Our compact scanning microscope (CSTXM) operates with a zone plate, focusing the radiation onto a sample which is placed on a piezo driven xy-stage with 1 nm lateral resolution. Using high-harmonic radiation at 13 nm wavelength sub-micron resolution is achieved. With light at 17 nm wavelength originating from the O-VI emission line of a laser plasma source based on an ethanol jet, 500 nm structures were imaged in less than 20 minutes resulting in an 100 x 40 pixel image.
A wavefront sensing and beam monitoring system applicable to various kinds of X-ray and EUV sources like synchrotron radiation from undulators, X-ray lasers and laser induced plasma sources in the spectral range from 40 eV up to 40 keV is presented. One of the main applications will be the feedback for adaptive optical elements, e.g. deformable mirrors, for X-rays above 10 keV. It also provides the possibility to estimate the source dimension and distance. The wavefront sensor is based on a modified Hartmann setup; the beam is sampled by a rectangular grid and generates a distorted image on the detector. Comparison of this image with a known reference yields the wavefront's local slope at an extensive number of points. However, the Hartmann pattern is not directly imaged but is converted to the visible spectral range by a scintillator. This offers the possibility to use off the shelf cameras for image acquisition. First measurements, performed at the VUV-FEL (DESY, Hamburg) and at ELETTRA (Trieste), show the feasibility of this approach.

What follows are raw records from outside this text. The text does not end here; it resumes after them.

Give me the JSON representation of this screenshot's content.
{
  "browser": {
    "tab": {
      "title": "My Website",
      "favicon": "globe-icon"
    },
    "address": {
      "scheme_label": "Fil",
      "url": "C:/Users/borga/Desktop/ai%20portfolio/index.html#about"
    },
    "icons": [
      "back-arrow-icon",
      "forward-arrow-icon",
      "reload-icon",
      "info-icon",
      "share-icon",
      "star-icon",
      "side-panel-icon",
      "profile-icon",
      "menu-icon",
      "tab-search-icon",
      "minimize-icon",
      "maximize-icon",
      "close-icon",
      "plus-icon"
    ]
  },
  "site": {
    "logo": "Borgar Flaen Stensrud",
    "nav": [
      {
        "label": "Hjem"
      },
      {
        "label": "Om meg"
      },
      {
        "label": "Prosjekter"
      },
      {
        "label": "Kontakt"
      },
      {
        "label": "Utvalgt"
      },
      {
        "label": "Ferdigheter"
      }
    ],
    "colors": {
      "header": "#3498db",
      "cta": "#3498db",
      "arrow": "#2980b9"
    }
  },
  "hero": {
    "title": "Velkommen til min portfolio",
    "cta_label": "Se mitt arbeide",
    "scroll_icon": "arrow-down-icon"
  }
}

The Hartmann principle offers the advantage to measure both, intensity and phase, thus allowing to reconstruct not only the wavefront but also the beam profile. Wavefront resolution of up to λ/100 (λ = 1 nm) can be achieved. The intensity profile and the beam shape can be measured with a spatial resolution better than 10 μm. With the current setup it is also possible to analyze the temporal and spatial stability of the source.